Japan Geoscience Union Meeting 2015

Presentation information

International Session (Oral)

Symbol M (Multidisciplinary and Interdisciplinary) » M-IS Intersection

[M-IS03] Exploring the role of soil in earth science: ecological/biogeochemical linkage and beyond

Wed. May 27, 2015 11:00 AM - 12:45 PM 104 (1F)

Convener:*Rota Wagai(National Institute for Agro-Environmental Sciences, Carbon & Nutrient Cycling Division), Kosaki Takashi(Tokyo Metropolitan University), Chair:Rota Wagai(National Institute for Agro-Environmental Sciences, Carbon & Nutrient Cycling Division)

12:00 PM - 12:15 PM

[MIS03-08] Origin of mica in Allophanic Andosols in Japan and its role as a radiocesium fixing material

*Atsushi NAKAO1, Aya NAKAO2, Ryoji TANAKA3, Junta YANAI1 (1.Graduate School of Life and Environmental Sciences, Kyoto Prefectural University, 2.Faculty of Life and Environmental Sciences, Kyoto Prefectural University, 3.Institute for Study of the Earth's interior, Okayama University)

Keywords:loess, oxygen isotopic analysis, Radiocesium Interception Potential, Allophanic Andosol, mica

The accident at the Fukushima Daiichi Nuclear Power Plant in March 2011 has turned attention to the fate of radiocesium (RCs) in soils in Japan. Allophanic Andosols are common soils in Japan, which generally have clay mineralogy rich in low crystalline minerals such as allophane and imogolite. Since RCs is not adsorbed strongly on these minerals, Allophanic Andosols are assumed to have very low RCs retention ability. The objective of this study is to elucidate the relationship between RCs retention ability and mineralogical properties of Allophanic Andosols in Japan. We hypothesized that trace amount of micas are deposited as a loess component even in Allophanic Andosols, which control the RCs retention ability.

Twenty-three soil samples were collected from a plow layer (0-15 cm) of either paddy or upland fields distributing at alluvial plains in Hokkaido, Tohoku, Kanto, and Kyusyu districts, representative areas of Allophanic Andosols. Particles with a size of 2-20 μm and < 2.0 μm were fractionated from the soils by sedimentation method. RCs retention ability for each particle was represented by the Radiocesium intereception potential (RIP). Quartz content was estimated by random powder X-ray diffraction analysis for 2-20 μm particles with adding α-Al2O3 as an internal standard.

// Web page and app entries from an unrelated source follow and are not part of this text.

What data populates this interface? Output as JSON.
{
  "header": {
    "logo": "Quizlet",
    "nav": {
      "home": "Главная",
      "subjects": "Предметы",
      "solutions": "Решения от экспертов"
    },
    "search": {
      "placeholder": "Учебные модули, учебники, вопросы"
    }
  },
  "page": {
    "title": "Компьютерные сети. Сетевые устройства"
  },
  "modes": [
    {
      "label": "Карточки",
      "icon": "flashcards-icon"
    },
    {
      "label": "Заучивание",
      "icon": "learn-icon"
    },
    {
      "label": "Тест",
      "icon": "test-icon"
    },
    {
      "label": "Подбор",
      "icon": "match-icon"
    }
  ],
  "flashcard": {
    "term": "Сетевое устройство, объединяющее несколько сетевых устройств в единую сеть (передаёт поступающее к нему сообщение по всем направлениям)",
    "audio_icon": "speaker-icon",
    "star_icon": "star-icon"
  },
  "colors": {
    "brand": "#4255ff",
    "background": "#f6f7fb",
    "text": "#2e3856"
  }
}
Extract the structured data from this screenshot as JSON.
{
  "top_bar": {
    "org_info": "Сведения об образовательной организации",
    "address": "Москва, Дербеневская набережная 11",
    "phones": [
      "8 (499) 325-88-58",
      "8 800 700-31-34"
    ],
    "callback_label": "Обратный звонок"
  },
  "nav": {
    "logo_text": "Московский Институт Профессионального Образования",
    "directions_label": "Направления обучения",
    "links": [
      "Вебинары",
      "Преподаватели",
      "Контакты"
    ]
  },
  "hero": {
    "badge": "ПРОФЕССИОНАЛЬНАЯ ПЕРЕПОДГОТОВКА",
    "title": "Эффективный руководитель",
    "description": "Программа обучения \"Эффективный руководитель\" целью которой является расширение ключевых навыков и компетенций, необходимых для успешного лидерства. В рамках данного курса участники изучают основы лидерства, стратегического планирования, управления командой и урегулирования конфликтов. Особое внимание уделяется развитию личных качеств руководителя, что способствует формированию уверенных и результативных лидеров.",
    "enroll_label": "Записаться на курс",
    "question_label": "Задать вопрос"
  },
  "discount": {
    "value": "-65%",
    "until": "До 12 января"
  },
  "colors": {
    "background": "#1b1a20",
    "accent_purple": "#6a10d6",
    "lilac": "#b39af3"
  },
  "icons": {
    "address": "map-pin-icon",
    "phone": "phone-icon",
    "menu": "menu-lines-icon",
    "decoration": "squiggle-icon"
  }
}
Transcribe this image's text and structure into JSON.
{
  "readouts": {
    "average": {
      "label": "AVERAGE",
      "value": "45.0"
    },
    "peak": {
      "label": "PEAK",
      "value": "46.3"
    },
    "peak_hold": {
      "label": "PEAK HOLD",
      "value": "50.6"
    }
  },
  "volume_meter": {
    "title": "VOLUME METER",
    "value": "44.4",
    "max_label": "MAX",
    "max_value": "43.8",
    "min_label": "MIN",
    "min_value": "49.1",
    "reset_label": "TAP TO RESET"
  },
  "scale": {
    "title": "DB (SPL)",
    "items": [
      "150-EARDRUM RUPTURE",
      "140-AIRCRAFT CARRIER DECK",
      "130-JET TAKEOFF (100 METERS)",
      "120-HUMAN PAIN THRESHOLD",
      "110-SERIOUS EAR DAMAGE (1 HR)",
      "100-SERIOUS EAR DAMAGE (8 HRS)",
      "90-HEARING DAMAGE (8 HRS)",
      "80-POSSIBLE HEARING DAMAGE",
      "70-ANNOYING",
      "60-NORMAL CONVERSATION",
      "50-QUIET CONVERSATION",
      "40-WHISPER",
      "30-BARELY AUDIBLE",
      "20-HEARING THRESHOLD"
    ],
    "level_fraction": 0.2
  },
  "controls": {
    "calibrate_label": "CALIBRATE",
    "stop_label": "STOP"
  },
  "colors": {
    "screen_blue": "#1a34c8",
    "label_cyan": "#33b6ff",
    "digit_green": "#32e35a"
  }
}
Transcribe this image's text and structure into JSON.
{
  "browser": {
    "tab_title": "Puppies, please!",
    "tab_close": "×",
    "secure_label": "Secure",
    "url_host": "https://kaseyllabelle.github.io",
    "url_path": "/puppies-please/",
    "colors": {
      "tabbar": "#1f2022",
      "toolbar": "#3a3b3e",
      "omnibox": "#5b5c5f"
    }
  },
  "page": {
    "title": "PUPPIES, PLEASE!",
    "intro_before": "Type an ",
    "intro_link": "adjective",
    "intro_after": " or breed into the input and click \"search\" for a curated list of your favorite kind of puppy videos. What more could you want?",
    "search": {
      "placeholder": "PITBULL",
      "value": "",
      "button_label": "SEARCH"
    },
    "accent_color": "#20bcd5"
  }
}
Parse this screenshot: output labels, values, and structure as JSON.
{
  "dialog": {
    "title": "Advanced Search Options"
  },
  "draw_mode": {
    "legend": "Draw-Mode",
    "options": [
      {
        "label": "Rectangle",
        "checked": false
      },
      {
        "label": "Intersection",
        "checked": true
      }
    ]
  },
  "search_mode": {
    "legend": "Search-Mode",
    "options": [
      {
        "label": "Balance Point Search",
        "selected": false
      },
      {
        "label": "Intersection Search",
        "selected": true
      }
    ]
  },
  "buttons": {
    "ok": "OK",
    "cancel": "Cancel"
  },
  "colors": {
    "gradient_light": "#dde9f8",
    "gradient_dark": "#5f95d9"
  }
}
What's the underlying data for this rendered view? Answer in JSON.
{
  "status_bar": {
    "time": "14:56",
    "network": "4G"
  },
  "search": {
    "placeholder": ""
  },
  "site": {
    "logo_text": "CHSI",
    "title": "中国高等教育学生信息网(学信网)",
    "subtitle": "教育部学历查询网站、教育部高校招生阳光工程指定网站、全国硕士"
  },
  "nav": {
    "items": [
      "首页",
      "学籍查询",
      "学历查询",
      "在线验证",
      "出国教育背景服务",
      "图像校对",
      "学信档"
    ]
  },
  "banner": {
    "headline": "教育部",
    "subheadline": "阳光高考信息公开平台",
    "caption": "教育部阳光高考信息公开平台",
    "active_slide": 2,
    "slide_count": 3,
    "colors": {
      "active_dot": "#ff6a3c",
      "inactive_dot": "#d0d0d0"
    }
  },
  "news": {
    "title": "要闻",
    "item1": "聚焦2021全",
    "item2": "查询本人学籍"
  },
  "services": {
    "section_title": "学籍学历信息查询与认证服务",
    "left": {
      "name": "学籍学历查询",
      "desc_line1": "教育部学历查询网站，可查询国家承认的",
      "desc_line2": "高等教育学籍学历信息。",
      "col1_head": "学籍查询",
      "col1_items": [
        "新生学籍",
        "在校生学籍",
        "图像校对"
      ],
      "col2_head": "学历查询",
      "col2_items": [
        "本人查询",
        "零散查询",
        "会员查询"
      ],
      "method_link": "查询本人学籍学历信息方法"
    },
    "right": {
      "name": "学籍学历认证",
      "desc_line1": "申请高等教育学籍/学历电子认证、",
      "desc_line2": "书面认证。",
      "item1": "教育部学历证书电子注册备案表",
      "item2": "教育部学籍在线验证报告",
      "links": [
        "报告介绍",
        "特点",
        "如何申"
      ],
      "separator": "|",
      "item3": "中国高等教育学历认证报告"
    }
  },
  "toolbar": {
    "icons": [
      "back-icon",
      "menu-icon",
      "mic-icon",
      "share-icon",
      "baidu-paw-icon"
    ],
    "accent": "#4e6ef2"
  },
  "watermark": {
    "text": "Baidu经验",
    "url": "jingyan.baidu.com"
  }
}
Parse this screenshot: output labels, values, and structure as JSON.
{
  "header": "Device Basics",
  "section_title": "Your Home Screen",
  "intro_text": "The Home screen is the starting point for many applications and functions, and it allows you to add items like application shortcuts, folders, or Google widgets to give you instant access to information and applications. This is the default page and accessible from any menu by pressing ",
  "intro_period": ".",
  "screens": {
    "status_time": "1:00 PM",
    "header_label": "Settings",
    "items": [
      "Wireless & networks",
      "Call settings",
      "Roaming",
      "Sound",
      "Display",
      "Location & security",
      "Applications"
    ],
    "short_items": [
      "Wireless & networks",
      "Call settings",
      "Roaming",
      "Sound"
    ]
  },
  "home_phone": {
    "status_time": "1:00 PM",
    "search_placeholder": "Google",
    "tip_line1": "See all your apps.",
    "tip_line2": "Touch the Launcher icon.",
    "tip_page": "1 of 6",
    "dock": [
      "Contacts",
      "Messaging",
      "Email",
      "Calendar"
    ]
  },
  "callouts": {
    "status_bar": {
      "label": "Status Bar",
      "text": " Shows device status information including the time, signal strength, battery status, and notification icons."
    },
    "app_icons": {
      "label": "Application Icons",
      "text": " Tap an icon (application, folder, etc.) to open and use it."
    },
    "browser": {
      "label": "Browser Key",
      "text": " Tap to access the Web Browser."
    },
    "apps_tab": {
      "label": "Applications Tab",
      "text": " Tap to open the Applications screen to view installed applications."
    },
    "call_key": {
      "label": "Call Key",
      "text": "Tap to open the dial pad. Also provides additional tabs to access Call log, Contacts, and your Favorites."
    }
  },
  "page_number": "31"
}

Mica content in 2-20 μm particles was estimated by the amount of potassium extracted by fusion with NaHSO4, whereas that in < 2.0 μm particles was estimated by K extracted by digestion with HF-HClO4. Quartz was isolated from 2-20 μm particles by the selective dissolution with H2SiF6, and then δ18O value for the isolated quartz was determined to estimate the origin.

The RIP value for 2-20 μm and <2 μm fractions was 1.7±0.8 mol kg-1 and 2.6±1.3 mol kg-1, respectively. Mica-K content in the respective fractions was 3.2±1.3 g kg-1 and 3.4±1.7 g kg-1. These values are considerably small compared with those for fine particles in non-volcanic soils. The RIP positively correlated with mica-K content for each fraction, indicating that RCs retention ability is mainly controlled by the amount of micas, in spite of its minority as a mineral component. The mica-K content is proportional to the quartz content, suggesting that the origin of these minerals would be the same. Furthermore, δ18O value for the isolated quartz was +14.8‰ on average with a range of +10.8 to +16.1‰, which is clearly higher than those of volcanic materials while similar to those of Chinese loess. Thus, this study strongly indicated that the RCs retention ability of Allophanic Andosols is largely controlled by loess-derived micas.